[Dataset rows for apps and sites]
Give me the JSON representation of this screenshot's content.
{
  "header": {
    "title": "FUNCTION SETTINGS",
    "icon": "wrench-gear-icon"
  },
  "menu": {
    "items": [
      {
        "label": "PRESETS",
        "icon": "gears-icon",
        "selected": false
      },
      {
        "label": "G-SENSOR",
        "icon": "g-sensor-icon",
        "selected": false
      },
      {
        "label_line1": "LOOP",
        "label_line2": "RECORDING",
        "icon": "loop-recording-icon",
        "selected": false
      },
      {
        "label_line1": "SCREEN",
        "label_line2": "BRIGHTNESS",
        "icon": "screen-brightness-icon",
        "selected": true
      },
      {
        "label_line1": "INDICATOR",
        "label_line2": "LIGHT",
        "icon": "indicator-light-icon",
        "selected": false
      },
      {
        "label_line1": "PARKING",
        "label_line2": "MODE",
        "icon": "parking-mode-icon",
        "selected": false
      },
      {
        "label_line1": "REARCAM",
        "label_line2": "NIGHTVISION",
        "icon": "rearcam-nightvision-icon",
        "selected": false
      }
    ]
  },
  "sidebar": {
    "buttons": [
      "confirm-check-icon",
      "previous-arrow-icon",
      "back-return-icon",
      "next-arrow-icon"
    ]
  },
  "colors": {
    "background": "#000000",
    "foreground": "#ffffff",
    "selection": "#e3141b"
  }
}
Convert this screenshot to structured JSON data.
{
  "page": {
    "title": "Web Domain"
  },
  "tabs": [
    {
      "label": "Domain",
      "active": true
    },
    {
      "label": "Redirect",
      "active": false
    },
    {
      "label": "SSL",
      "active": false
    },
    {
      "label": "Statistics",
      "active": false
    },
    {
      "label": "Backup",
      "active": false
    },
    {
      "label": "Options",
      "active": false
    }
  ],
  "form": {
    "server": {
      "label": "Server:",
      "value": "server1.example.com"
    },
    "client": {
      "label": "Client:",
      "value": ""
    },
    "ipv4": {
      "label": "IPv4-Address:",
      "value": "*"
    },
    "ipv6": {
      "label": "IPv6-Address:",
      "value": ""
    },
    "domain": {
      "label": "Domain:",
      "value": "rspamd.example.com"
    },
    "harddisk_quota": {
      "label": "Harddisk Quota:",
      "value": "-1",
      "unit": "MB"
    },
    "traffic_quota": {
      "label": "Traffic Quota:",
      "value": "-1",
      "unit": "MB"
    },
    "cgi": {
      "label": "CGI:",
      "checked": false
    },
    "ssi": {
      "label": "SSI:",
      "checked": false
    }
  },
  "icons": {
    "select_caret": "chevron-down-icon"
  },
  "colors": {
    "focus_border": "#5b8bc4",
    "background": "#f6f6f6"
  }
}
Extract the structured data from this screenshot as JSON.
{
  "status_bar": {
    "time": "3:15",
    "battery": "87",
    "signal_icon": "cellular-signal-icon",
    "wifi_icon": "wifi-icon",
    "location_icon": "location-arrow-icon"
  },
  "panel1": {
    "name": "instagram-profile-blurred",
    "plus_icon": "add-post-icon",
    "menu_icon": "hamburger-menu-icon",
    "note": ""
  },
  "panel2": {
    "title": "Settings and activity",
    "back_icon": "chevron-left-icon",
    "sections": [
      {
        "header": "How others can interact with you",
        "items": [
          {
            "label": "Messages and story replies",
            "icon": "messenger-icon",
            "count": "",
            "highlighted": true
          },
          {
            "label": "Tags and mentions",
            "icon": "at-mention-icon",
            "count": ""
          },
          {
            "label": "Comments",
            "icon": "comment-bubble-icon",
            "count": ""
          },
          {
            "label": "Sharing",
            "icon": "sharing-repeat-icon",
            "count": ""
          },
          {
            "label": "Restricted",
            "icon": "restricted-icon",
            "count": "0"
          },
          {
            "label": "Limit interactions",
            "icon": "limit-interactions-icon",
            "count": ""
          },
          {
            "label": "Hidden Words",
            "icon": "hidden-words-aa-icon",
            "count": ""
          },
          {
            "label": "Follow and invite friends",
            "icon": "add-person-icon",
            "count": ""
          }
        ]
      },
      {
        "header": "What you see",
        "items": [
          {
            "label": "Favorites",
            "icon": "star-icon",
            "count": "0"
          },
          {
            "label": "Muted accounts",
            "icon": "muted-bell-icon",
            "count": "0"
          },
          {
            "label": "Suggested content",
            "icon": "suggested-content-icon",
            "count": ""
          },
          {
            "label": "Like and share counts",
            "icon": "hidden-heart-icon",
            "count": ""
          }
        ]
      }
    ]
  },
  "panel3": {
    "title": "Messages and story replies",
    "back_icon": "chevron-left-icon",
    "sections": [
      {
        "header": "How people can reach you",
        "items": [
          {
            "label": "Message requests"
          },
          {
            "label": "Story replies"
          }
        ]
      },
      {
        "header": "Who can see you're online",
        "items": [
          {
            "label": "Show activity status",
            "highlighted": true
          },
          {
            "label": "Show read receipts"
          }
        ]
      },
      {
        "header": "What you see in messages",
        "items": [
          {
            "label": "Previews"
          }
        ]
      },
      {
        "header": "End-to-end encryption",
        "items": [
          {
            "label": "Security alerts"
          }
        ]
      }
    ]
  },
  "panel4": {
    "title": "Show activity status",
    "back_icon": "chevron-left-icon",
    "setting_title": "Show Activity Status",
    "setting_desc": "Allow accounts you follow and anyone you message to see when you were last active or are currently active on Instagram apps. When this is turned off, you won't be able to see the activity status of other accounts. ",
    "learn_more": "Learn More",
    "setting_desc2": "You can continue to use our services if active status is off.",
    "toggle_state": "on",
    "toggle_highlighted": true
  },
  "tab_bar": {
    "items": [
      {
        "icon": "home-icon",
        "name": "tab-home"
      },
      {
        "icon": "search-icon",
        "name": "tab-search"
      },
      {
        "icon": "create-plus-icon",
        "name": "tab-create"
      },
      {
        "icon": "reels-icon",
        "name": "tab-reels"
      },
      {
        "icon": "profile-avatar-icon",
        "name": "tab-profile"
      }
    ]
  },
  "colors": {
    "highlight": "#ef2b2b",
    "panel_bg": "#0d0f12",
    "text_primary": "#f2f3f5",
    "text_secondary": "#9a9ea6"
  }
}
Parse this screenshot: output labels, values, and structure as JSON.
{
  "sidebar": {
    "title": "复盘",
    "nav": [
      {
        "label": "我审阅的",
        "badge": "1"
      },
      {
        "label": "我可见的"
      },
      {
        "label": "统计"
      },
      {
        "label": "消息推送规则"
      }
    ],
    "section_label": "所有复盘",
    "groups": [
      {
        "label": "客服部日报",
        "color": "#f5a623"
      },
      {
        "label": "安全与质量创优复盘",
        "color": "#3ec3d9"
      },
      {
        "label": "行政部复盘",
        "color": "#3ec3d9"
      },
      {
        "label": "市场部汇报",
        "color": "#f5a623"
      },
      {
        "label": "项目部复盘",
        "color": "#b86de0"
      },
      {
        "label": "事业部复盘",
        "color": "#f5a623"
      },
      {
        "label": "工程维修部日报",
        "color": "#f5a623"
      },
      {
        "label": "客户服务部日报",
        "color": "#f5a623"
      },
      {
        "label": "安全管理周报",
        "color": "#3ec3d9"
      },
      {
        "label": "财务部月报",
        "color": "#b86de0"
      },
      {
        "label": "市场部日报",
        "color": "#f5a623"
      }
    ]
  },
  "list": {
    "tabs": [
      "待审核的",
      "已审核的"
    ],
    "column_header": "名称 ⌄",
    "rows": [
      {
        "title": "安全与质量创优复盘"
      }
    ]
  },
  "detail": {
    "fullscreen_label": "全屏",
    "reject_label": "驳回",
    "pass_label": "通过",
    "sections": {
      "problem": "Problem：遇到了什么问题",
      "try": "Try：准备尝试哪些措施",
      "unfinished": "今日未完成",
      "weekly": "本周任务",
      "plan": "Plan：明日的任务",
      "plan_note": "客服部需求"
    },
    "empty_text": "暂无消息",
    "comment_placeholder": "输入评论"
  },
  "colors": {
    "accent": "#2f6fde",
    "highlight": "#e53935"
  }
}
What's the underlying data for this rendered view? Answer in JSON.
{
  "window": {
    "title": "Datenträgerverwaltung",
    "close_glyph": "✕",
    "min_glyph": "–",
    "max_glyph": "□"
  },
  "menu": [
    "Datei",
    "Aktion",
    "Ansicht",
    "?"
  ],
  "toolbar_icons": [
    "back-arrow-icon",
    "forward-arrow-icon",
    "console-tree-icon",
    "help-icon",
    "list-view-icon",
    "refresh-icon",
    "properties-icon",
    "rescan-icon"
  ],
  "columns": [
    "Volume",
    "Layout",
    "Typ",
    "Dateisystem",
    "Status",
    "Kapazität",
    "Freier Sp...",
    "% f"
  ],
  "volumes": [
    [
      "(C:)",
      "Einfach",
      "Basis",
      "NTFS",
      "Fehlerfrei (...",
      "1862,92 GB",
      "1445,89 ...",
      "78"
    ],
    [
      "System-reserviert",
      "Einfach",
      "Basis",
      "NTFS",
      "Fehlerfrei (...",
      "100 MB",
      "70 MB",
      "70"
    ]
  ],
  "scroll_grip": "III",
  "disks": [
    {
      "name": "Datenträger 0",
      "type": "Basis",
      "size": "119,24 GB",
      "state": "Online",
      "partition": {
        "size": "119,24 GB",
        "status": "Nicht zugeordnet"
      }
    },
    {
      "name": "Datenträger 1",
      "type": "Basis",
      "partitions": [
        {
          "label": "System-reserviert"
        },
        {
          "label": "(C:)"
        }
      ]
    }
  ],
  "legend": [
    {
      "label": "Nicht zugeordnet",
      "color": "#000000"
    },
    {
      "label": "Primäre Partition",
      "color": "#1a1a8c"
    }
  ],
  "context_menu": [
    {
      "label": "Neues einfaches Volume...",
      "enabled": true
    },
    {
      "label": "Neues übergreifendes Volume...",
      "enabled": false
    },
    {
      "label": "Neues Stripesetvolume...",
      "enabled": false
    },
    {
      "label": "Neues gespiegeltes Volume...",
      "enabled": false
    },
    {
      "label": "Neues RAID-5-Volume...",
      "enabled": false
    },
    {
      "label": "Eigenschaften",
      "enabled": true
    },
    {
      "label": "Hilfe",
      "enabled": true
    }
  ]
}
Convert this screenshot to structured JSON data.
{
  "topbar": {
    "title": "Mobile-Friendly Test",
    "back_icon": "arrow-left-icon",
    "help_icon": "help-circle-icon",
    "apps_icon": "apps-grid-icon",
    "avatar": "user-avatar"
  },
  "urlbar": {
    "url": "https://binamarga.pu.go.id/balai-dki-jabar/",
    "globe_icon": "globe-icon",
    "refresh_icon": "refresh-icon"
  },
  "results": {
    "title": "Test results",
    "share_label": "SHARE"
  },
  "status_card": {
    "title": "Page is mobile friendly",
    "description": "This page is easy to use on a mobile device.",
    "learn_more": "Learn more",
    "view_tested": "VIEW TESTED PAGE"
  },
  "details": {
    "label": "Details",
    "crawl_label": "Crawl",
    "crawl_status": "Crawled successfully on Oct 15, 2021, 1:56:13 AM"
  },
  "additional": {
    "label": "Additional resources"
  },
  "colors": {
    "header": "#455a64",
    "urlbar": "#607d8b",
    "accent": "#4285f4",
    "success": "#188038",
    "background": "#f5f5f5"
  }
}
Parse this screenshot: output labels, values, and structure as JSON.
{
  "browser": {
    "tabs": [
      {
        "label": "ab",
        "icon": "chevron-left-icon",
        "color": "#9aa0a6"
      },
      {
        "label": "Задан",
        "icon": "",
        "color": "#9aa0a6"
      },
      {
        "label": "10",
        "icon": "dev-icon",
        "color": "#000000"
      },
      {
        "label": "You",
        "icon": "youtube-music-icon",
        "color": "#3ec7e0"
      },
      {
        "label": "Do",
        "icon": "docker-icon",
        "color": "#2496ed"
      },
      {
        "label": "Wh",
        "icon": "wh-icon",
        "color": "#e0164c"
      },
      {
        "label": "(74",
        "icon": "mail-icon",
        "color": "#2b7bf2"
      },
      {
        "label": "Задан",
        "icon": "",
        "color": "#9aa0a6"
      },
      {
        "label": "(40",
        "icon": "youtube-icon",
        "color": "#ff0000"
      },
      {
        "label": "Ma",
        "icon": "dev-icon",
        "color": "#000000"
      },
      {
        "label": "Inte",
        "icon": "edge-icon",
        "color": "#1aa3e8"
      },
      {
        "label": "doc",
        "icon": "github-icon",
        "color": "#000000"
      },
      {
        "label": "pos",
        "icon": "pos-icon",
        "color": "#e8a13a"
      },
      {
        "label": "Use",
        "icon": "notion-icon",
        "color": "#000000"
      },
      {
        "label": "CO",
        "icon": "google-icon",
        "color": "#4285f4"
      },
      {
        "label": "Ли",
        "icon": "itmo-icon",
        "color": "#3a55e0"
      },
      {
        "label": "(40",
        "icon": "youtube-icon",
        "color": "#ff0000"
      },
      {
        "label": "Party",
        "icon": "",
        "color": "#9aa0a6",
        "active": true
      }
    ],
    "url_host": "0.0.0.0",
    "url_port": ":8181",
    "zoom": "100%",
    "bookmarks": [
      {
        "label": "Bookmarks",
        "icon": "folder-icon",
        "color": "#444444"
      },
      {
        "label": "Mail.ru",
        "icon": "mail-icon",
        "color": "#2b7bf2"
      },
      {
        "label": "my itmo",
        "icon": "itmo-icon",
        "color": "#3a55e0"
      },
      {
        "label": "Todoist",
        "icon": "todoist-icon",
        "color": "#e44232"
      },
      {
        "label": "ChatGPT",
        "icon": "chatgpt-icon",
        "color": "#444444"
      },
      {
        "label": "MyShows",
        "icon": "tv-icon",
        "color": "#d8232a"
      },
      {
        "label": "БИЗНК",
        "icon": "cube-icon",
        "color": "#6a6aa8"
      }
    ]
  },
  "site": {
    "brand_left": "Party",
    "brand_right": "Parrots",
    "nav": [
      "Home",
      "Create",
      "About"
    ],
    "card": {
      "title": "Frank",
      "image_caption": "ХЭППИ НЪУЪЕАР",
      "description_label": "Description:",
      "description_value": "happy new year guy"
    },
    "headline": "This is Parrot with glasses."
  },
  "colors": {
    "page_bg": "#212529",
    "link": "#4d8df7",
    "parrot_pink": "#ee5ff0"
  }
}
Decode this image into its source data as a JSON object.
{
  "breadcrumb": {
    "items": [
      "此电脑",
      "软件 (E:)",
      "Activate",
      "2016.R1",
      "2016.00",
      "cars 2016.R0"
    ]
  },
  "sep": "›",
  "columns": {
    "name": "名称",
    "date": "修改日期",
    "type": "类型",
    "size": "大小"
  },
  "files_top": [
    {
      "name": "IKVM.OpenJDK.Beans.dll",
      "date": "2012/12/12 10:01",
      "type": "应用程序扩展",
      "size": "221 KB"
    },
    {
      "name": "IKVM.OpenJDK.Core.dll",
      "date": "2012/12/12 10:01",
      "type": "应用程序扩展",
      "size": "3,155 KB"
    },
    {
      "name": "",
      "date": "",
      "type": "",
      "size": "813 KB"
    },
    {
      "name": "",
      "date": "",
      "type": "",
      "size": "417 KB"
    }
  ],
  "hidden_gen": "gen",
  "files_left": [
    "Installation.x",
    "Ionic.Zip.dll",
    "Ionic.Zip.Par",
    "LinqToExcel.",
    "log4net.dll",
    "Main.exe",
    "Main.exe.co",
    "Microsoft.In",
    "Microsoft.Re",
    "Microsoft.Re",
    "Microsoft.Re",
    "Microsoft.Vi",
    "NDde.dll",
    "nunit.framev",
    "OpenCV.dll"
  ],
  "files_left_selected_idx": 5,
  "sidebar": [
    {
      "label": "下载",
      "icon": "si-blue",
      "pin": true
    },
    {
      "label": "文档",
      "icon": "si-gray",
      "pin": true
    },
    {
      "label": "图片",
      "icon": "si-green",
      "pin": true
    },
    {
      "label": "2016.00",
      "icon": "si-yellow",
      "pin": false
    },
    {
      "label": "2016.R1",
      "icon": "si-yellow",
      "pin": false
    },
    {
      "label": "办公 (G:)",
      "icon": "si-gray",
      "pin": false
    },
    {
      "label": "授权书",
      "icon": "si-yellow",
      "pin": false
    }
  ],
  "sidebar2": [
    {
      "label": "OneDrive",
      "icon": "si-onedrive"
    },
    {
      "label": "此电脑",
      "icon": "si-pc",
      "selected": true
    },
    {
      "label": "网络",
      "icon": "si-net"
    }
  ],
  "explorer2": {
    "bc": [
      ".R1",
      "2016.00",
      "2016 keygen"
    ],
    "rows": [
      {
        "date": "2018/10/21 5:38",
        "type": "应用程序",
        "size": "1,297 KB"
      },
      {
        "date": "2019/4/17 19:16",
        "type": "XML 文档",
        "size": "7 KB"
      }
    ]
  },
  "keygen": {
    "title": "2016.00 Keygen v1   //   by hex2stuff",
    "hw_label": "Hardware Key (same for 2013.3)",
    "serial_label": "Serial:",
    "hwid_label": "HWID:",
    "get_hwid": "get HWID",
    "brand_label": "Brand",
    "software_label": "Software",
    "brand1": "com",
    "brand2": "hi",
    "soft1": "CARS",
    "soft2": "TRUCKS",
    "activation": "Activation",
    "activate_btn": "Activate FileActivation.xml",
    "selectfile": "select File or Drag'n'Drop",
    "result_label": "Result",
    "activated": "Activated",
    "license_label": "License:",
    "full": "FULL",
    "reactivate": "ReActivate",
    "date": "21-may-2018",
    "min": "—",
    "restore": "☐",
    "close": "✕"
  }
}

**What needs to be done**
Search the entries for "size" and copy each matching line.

**Answer**
      "size": "119,24 GB",
        "size": "119,24 GB",
    "size": "大小"
      "size": "221 KB"
      "size": "3,155 KB"
      "size": "813 KB"
      "size": "417 KB"
        "size": "1,297 KB"
        "size": "7 KB"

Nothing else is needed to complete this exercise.